The genre-defying debut of female trio möström is a sparkling original, beguiling in the best sense. These Viennese veterans of other bands (including Gustav, broken.heart.collector and The Vegetable Orchestra, dedicated to “the exploration of the acoustic properties of vegetables” – really!) have now combined forces to produce music that can’t be imitated, because it doesn’t imitate anything else. In fact, the only comparison we can make involves the “Emoticon” video, which shares the visual (although not the aural) tone of múm’s “They made frogs smoke til they exploded”. Simultaneously playful and creepy, the childlike visuals are blended with extremely dark undertones, earning a parental warning without a single lyric.
Still with us? Good. Then you’ll definitely appreciate the album. Perhaps the safest way to approach the music is sideways, so as not to alarm it. The disjointed feeling of the combined instrumentation (bass clarinet, keyboard, DIY electronics) is mirrored by the Google translation of the press release, which seems more fitting than the actual press release. Here are some highlights:
The fascination growing in the hearing and the hearing will remain off the spit.
Perhaps they think they are affected by amnesia when one end of the plate – including surprise!
Less is more, sometimes comes a beat.
White on their slightly larger boxes to screw and red and golden keyboards.
And this is exactly what is happening here. The Viennese trio of Susanna Gartmayer, Elise Mory and Tamara Wilhelm has fallen in love with the opposite of opposites, but something has been changed (added, not lost) in translation. we speak whale is the avant-garde representation of Dory from “Finding Nemo”, a Dory who smokes cigarettes and fidgets on a barstool, telling stories she can’t quite remember. The result is unusual and alluring. Take for example “Humpty Dumpty”, which begins with a nursery title and does in fact include the crashes one might associate with falling ~ until the bass clarinet and piano duet in honky-tonk fashion, lending a shimmer of happy chaos to the whole proceeding. Oh but then – crash! boom! fuzz! Oh, Humpty. You should not have danced.
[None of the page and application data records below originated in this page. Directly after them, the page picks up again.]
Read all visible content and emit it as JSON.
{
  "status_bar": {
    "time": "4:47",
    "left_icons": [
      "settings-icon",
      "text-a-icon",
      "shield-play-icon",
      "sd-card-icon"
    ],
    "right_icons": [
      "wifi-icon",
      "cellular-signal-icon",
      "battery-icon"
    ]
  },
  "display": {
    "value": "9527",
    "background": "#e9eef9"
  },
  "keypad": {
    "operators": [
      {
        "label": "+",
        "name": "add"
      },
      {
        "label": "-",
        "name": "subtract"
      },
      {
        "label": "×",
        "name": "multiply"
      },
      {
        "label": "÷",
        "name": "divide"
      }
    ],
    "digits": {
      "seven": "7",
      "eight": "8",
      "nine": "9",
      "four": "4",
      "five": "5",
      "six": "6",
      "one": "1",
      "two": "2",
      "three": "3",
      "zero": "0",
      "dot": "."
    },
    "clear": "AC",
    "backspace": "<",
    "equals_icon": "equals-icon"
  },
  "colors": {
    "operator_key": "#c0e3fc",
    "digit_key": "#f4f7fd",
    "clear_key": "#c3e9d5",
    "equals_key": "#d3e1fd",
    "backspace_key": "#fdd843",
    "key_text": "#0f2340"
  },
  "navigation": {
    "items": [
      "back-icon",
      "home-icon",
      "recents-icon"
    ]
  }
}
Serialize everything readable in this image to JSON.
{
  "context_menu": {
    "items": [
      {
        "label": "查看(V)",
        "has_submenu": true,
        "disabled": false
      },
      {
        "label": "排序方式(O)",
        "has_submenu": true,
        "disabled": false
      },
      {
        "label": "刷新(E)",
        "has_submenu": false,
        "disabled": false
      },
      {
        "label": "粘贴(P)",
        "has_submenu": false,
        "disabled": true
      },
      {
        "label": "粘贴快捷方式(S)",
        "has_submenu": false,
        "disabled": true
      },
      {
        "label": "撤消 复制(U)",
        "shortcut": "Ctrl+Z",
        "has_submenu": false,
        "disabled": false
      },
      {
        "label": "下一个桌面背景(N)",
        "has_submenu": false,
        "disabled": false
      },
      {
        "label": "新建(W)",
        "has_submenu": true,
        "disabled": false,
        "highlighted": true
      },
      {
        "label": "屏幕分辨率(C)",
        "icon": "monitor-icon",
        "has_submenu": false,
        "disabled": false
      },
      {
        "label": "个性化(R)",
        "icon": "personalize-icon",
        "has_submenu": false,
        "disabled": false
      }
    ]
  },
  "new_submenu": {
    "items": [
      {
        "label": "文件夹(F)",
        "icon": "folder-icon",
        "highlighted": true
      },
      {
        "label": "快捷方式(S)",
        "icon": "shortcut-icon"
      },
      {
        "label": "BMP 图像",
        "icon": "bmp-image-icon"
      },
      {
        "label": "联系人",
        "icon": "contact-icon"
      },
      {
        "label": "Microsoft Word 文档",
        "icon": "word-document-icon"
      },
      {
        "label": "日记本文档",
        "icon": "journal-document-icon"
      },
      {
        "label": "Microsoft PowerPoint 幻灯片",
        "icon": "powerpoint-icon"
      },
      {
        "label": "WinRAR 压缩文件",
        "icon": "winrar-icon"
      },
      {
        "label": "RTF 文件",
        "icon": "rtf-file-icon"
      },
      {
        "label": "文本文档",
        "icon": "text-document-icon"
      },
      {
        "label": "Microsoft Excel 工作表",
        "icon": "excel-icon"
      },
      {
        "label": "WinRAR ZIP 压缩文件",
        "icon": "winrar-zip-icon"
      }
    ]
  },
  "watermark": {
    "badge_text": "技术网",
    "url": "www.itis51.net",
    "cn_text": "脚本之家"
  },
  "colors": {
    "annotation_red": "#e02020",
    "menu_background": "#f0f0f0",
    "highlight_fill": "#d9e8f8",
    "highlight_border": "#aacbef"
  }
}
Yes, there is something in möström’s music that inspires dancing, despite its darkest intentions. Sometimes comes a beat. When no beat is apparent, one dances as if possessed: jerkily, inadvertently, unpredictably. One sways, then topples, then rises in diagonal fashion. On “Radio Da Da”, wooden percussion rolls around like a child’s toy while signals attempt to break through the electronic ether. A pop song invades the party and is stomped to death by breath. “Spuckspielautomat” contains the LP’s most obvious rhythms, but just as the groove is beginning to settle in, a soft alarm clock stops everything in its tracks. When a crossing gate signal begins to sound, the groove restarts.
we speak whale is the finest sort of translation: concepts gone awry before ending up in sharp focus. Even now, we remain fascinated in the hearing and the hearing. (Richard Allen)
Release date: 1 September